We all know, in the story of Purim, that Mordechai refused to bow down to Haman. We can also infer from this that the other Jews did indeed bow down to Haman.
How did the Jews who violated Jewish law and bow to Haman treat Mordechai? The answer is not surprising - according to the Gemara, they castigated him, telling him that he was going to get them all in trouble.
After the evil decree to murder all the Jews of the Persian Empire came down, one can imagine how the other Jews felt. They blamed Mordechai for their troubles. If only he wouldn't have been so stubborn, the Jews could have gone on to live happy lives as minorities in Persia where no one would bother them. He single-handedly gave the Jews a death sentence.
We all know who was right in the end. And we can also deduce what would have happened to those intellectual and practical Jews of Persia had Mordechai not done what he did - the second Temple would never have been built and the Jews would have disappeared as a people. Whether it would have been another Haman doing it with genocide or simple assimilation, the outcome would have been the same.
It remains to us to ask ourselves, honestly - whose side would we have been on had we lived in Shushan?
The Jews today who want to abandon Judea and Samaria have the same compelling argument that the Jews of Shushan had - a tiny number of "extremists" are rocking the boat and endangering everyone.

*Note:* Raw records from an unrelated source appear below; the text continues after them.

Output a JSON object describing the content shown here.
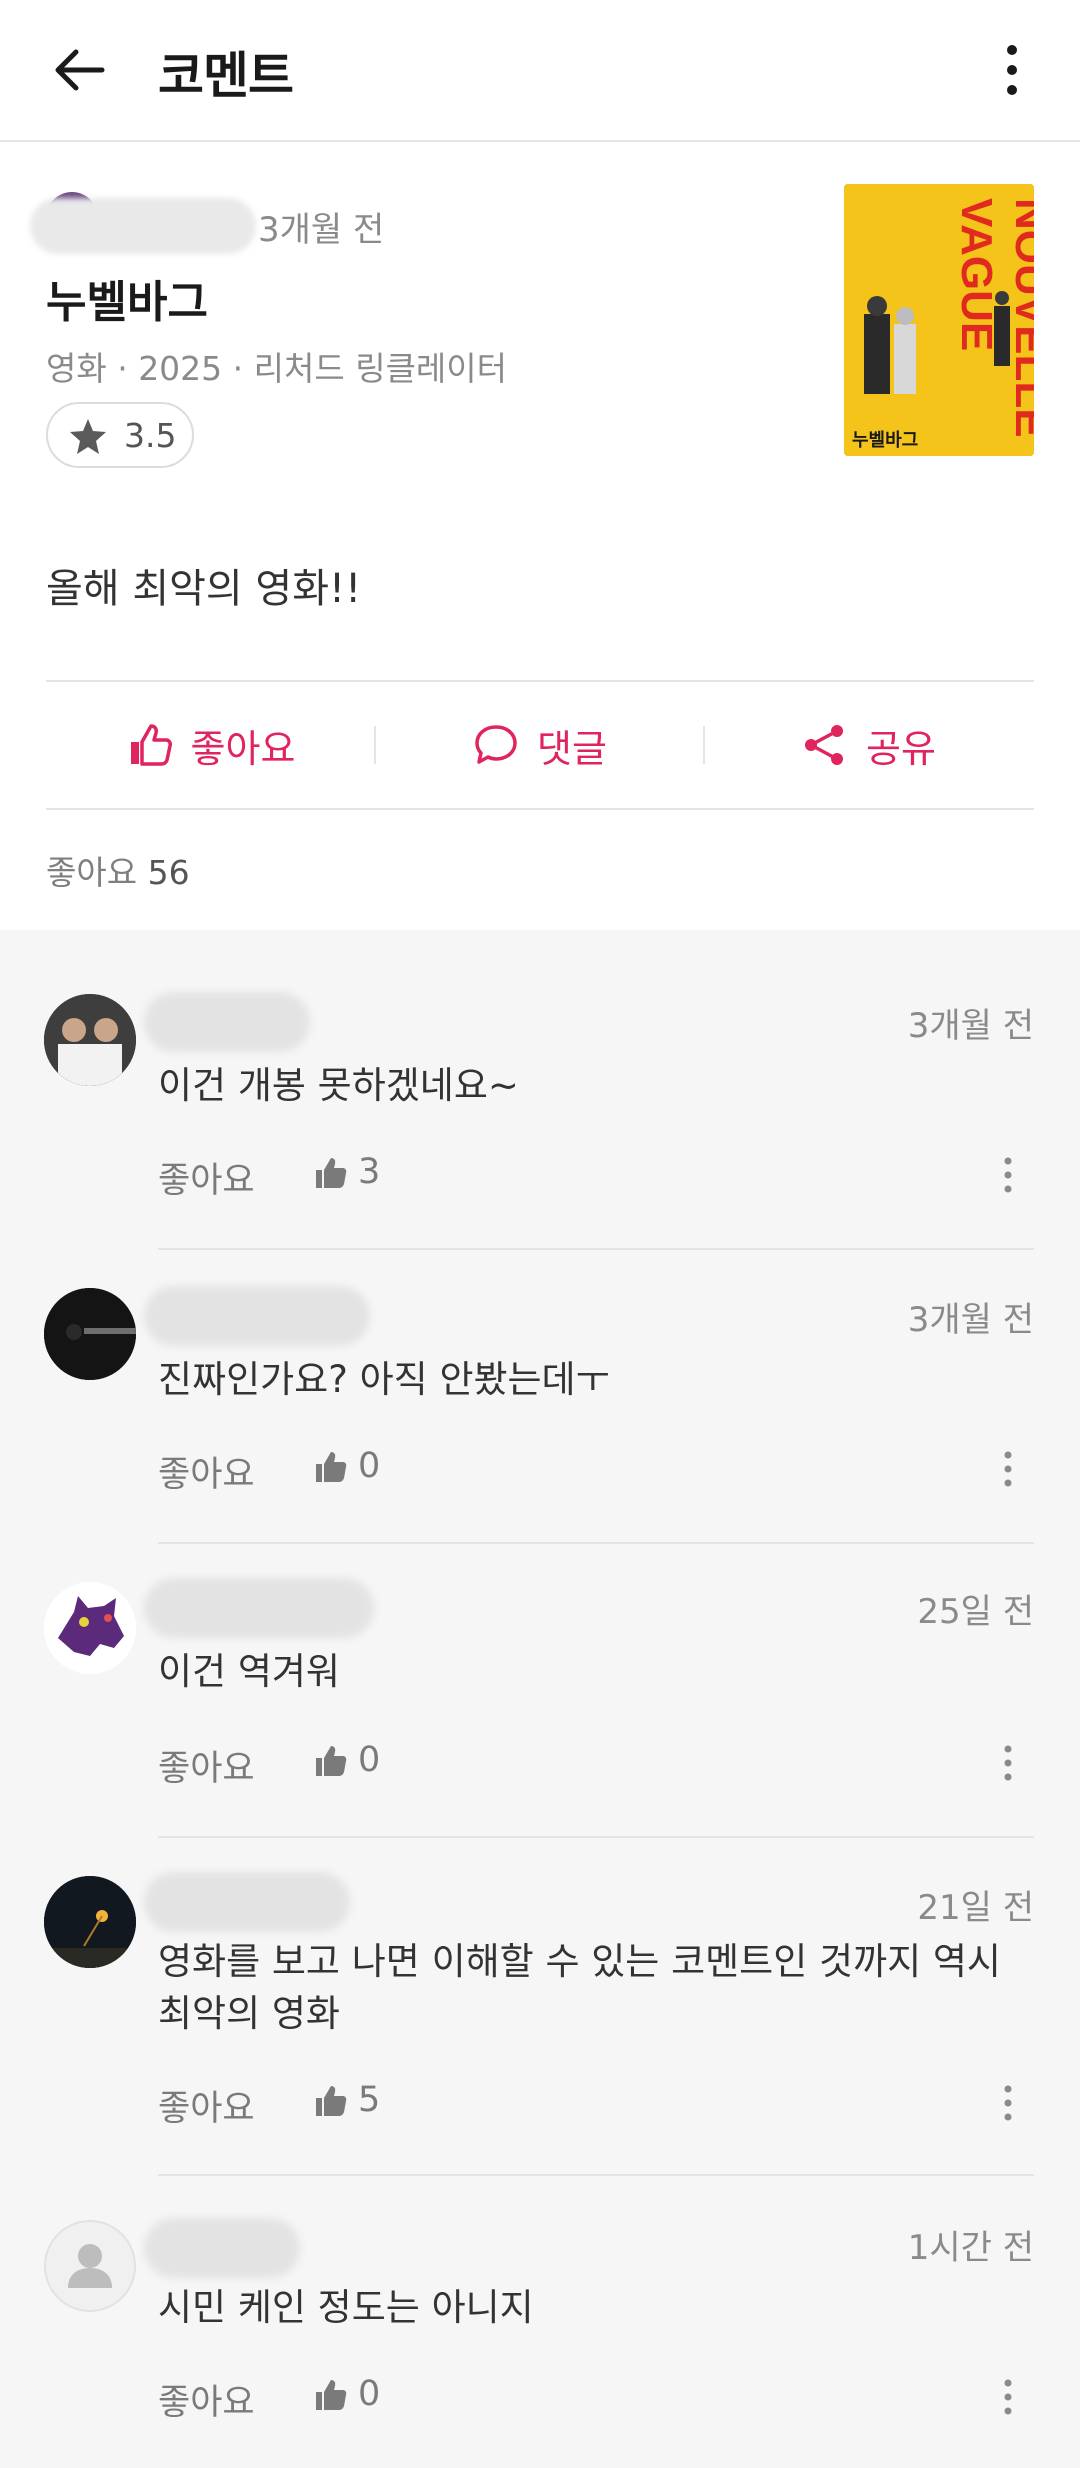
{
  "header": {
    "title": "코멘트"
  },
  "post": {
    "time": "3개월 전",
    "work_title": "누벨바그",
    "work_meta": "영화 · 2025 · 리처드 링클레이터",
    "rating": "3.5",
    "comment": "올해 최악의 영화!!",
    "actions": {
      "like": "좋아요",
      "reply": "댓글",
      "share": "공유"
    },
    "likes_label": "좋아요",
    "likes_count": "56",
    "poster": {
      "title_text": "NOUVELLE VAGUE",
      "kr_title": "누벨바그"
    }
  },
  "replies": [
    {
      "time": "3개월 전",
      "text": "이건 개봉 못하겠네요~",
      "like_label": "좋아요",
      "like_count": "3"
    },
    {
      "time": "3개월 전",
      "text": "진짜인가요? 아직 안봤는데ㅜ",
      "like_label": "좋아요",
      "like_count": "0"
    },
    {
      "time": "25일 전",
      "text": "이건 역겨워",
      "like_label": "좋아요",
      "like_count": "0"
    },
    {
      "time": "21일 전",
      "text": "영화를 보고 나면 이해할 수 있는 코멘트인 것까지 역시 최악의 영화",
      "like_label": "좋아요",
      "like_count": "5"
    },
    {
      "time": "1시간 전",
      "text": "시민 케인 정도는 아니지",
      "like_label": "좋아요",
      "like_count": "0"
    }
  ],
  "colors": {
    "accent": "#e0245e",
    "background": "#f6f6f6"
  }
}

Self-interest almost always drives how people act, and it is very easy to find logical arguments to support one's conception of self-interest.
Mordechai did not have a logical argument for acting as he did. In most moral systems, he would be considered to be in error. It is easy today to say that he was right and that he was a hero, but at the time it seemed obvious that he was dead wrong.
Do we have the conviction today to be like Mordechai?